You have probably not heard of Abilene, Kansas. It is a small, tranquil town of a little more than 6,000 people in central Kansas. If anyone has traveled on I-70 on the way to Colorado, they would have passed right by it. Otherwise, there is little reason for those outside central Kansas to know much about Abilene unless they have a fascination with the Old West or President Eisenhower.
Towns are defined by their history. From the sweeping metropolises to the smallest villages, history leaves its imprint on towns and their inhabitants. And as the towns age, it influences norms, customs and traditions. Many towns recognize this fact and celebrate their unique history in some way. For most small towns, historical claims are rather modest and local, rather than national.
However, Abilene’s history belies its size. Once apartin the 19th and 20th centuries, Abilene would find itself at the heart of historical moments convulsing the United States.
Founded as Mud Creek in 1857, Abilene would gain its current name in 1860, taking the name from a Bible passage meaning “city of the plains.”

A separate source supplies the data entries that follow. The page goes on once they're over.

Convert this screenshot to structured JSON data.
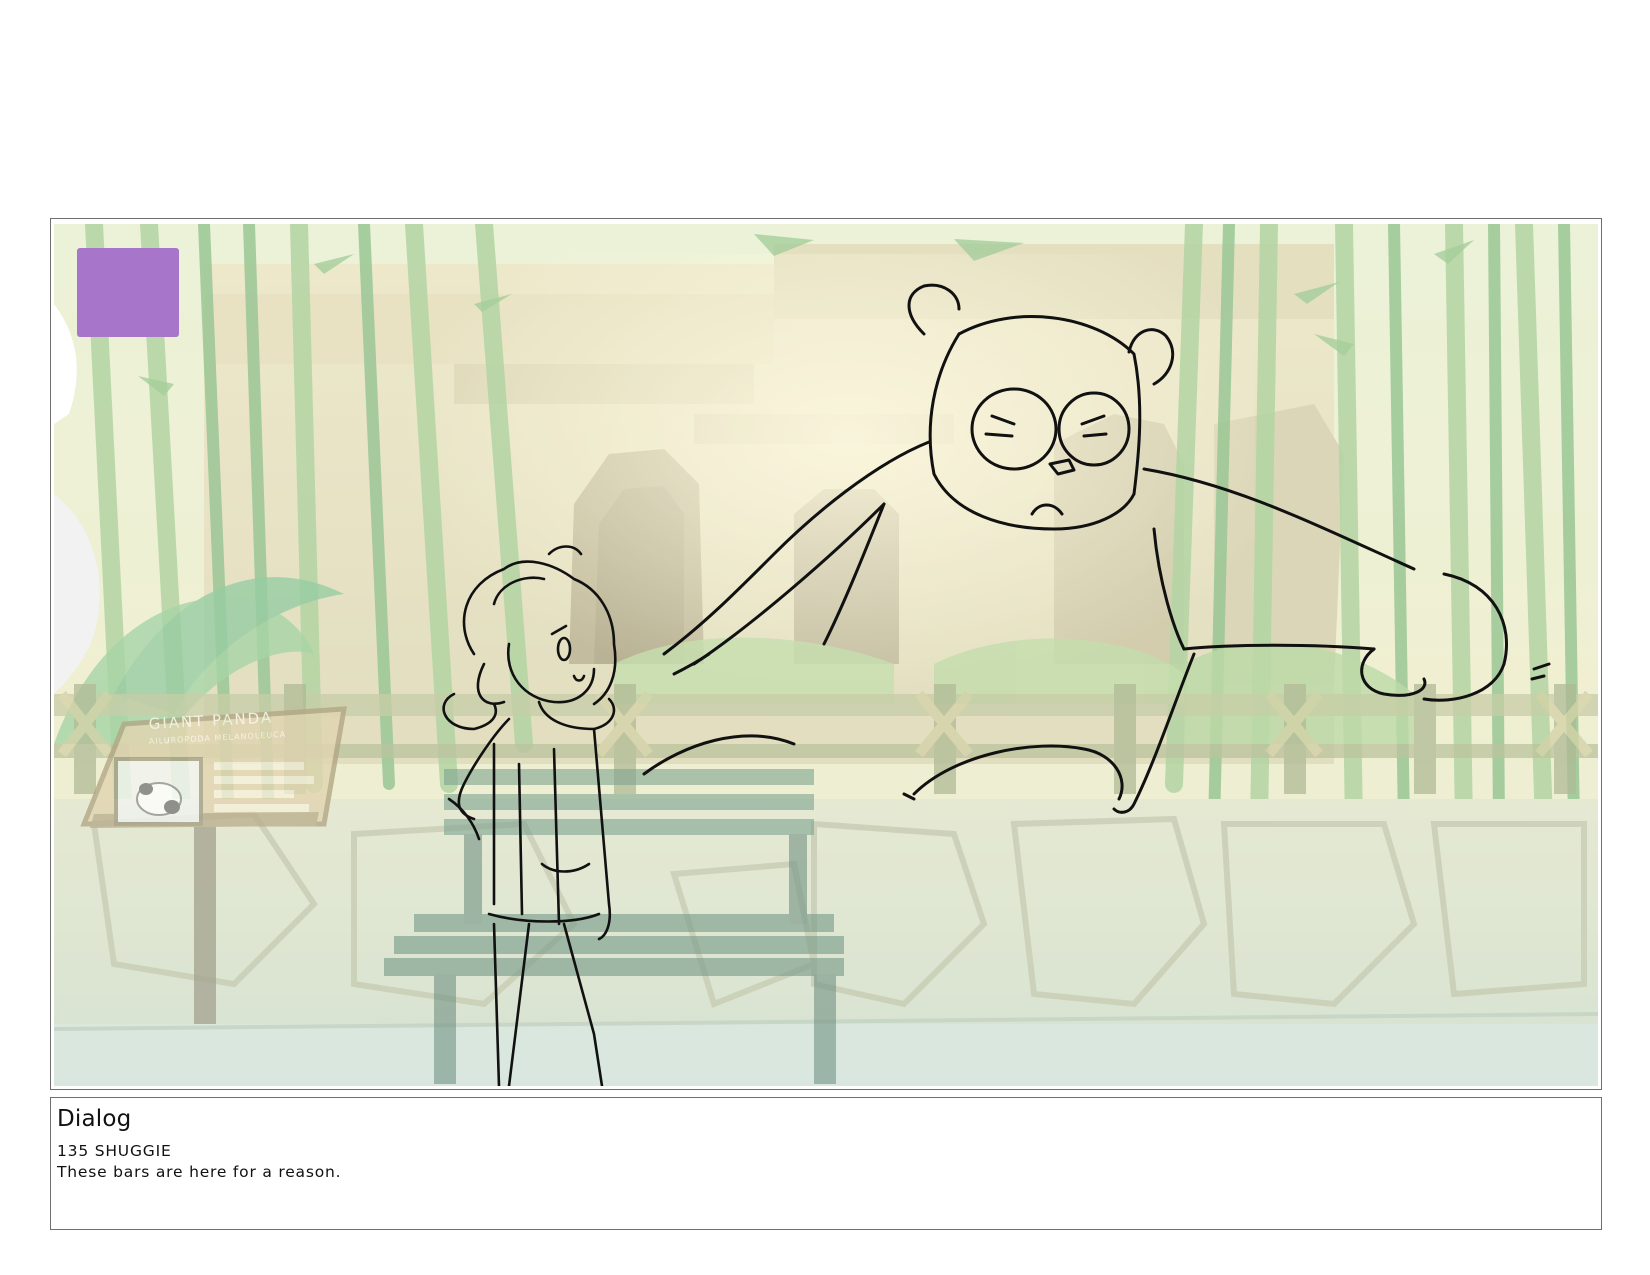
{
  "panel": {
    "scene": "storyboard-panel",
    "marker_color": "#a775c9"
  },
  "sign": {
    "title": "GIANT PANDA",
    "subtitle": "AILUROPODA MELANOLEUCA"
  },
  "dialog": {
    "heading": "Dialog",
    "speaker": "135 SHUGGIE",
    "line": "These bars are here for a reason."
  }
}
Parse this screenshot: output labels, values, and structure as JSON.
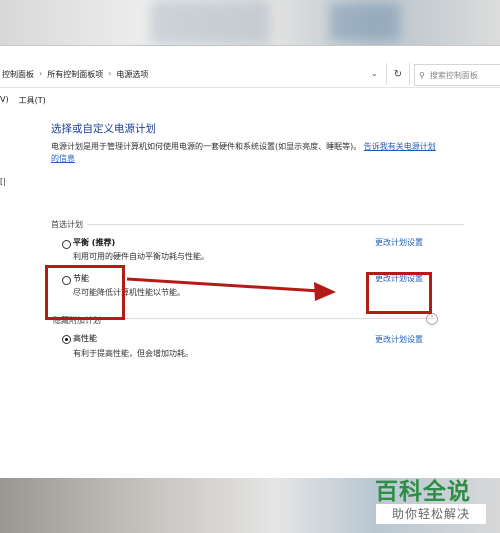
{
  "breadcrumb": [
    "控制面板",
    "所有控制面板项",
    "电源选项"
  ],
  "search": {
    "placeholder": "搜索控制面板"
  },
  "menu": [
    "V)",
    "工具(T)"
  ],
  "side_mark": "[|",
  "page": {
    "title": "选择或自定义电源计划",
    "description": "电源计划是用于管理计算机如何使用电源的一套硬件和系统设置(如显示亮度、睡眠等)。",
    "description_link": "告诉我有关电源计划的信息"
  },
  "sections": {
    "preferred": "首选计划",
    "hidden": "隐藏附加计划"
  },
  "plans": [
    {
      "name": "平衡 (推荐)",
      "desc": "利用可用的硬件自动平衡功耗与性能。",
      "link": "更改计划设置",
      "selected": false
    },
    {
      "name": "节能",
      "desc": "尽可能降低计算机性能以节能。",
      "link": "更改计划设置",
      "selected": false
    },
    {
      "name": "高性能",
      "desc": "有利于提高性能，但会增加功耗。",
      "link": "更改计划设置",
      "selected": true
    }
  ],
  "watermark": {
    "main": "百科全说",
    "sub": "助你轻松解决"
  },
  "colors": {
    "annotation": "#b31b17",
    "link": "#1f5fb8",
    "title": "#1c3f95",
    "logo": "#2d8f45"
  }
}
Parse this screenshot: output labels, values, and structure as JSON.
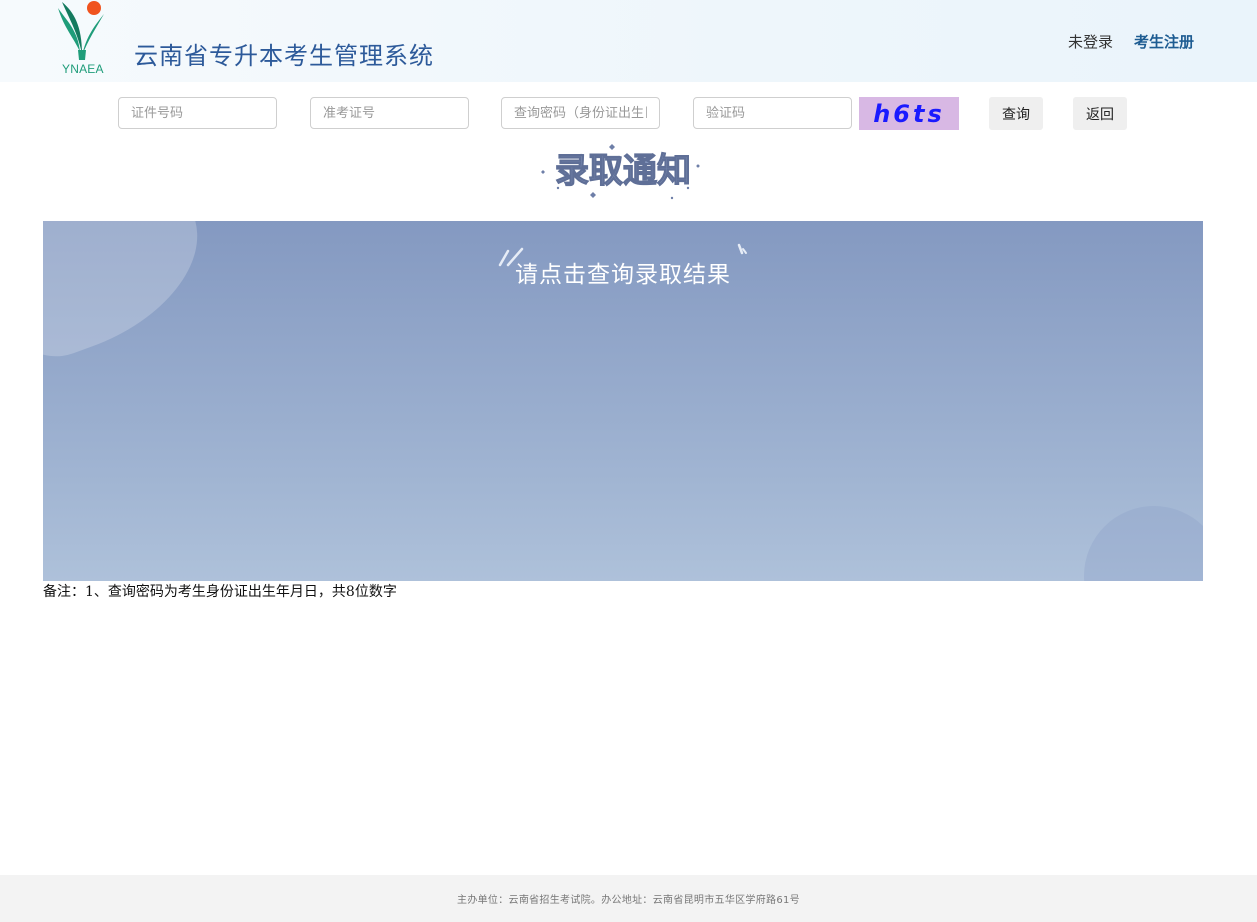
{
  "header": {
    "logo_text": "YNAEA",
    "title": "云南省专升本考生管理系统",
    "login_status": "未登录",
    "register_link": "考生注册"
  },
  "query_form": {
    "id_number_placeholder": "证件号码",
    "exam_ticket_placeholder": "准考证号",
    "password_placeholder": "查询密码（身份证出生日期）",
    "captcha_placeholder": "验证码",
    "captcha_text": "h6ts",
    "query_button": "查询",
    "back_button": "返回"
  },
  "notice": {
    "heading_art_text": "录取通知",
    "banner_text": "请点击查询录取结果"
  },
  "note": "备注：1、查询密码为考生身份证出生年月日，共8位数字",
  "footer": {
    "text": "主办单位：云南省招生考试院。办公地址：云南省昆明市五华区学府路61号"
  },
  "colors": {
    "title": "#2d5a9a",
    "register_link": "#1e5c92",
    "captcha_bg": "#d8b8e4",
    "captcha_text": "#1a1aff",
    "banner_top": "#8499c1",
    "banner_bottom": "#aec1da"
  }
}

Abilene quickly grew into a destination at the heart of the raucous Old West serving as the end point of the Chisholm Trail and even having a claim to being the first cow town of the West.
Abilene practically epitomized the legends of the West and its famed lawlessness during this period. At one point, the town had one famed sheriff murdered and decapitated, at another it had the notorious Wild Bill Hickok serve briefly as sheriff.
Though the town would calm with the passing of the Old West, the tranquility would conceal an even more momentous role it would play in the 20th century. In that century, Abilene would be the hometown for the Supreme Allied Commander of the D-Day Invasion, five-star general, and 34th President of the United States, Dwight D. Eisenhower.
The general and the town would have lasting impacts upon one another. Ike would pay tribute to his town in a 1945 speech when he proclaimed, “The proudest thing I can claim is that I am from Abilene.”
This connection would be further evidenced when he launched his presidential campaign from Abilene in 1952 and decided later on to make Abilene home to his presidential library.
Naturally, for a small town with such a rich history, history is pervasively embedded in Abilene. The Dickinson County Historical Society and Old Abilene Town keep alive the town’s heritage from the Old West.
Meanwhile, the shadow of the 34th President is omnipresent in his hometown to this day. Many statues, signs and places honor President Eisenhower, including the Eisenhower Rose Garden, Little Ike Park, the restaurant Ike’s Place, Eisenhower Elementary, and stickers and signs everywhere declaring, “I Still Like Ike.”
Brookville Hotel: As should not be unexpected at this point, the Brookville Hotel is rooted deep in history. The Hotel traces its origins back to 1870. Though limited in its choices to fried chicken and its fixings, Brookville has had over a century to perfect their recipe, and it shows.
Ike’s Place Bar & Grill: A casual, family-oriented dining locale, Ike’s place serves a range of options, from wings to burgers to steak.
M&R Grill: Similar to Ike’s Place in both menu and atmosphere, M&R is a local congregant where it is not unusual to see locals talking cross table at one another or greeting new arrivals as they walk in the door.
The Great Plains Theatre: The Great Plains Theatre (GPT) and the broader community suffered a blow when the theatre’s historic building – which dated back to 1882 – was lost in a fire in 2014. Inevitably, concerns and questions about the future of the Theatre rapidly emerged. Thankfully, in the years since the fire the theatre has fought to rebuild and revitalize with strong support from the community. Now located in a new theatre and in the midst of their 25th season, GPT has looked to regained its footing. With a robust youth program as well as professional shows, GPT is a hidden gem of Abilene. As someone who went to performances of “Pirates of Penzance,” “Disaster!” and “Joseph and the Amazing Technicolor Dreamcoat” over the summer, I can well attest to their skill and versatility in moving between shows. I highly recommend stopping by to watch any show being performed.
Eisenhower Presidential Library, Museum, and Boyhood Home: Of course no list of Abilene could be complete without the Eisenhower Presidential Library, Museum, and Boyhood Home. One of the 14 presidential libraries that dot the country, the Eisenhower Presidential Library also preserves the home Ike grew up in on their grounds. As well, the burial place for the 34th President, his wife Mamie and their firstborn son Doud is located on the grounds of the Museum. After undergoing extensive renovations, the museum reopened July 29 featuring new interactive exhibits. The museum will be formally rededicated Oct. 12.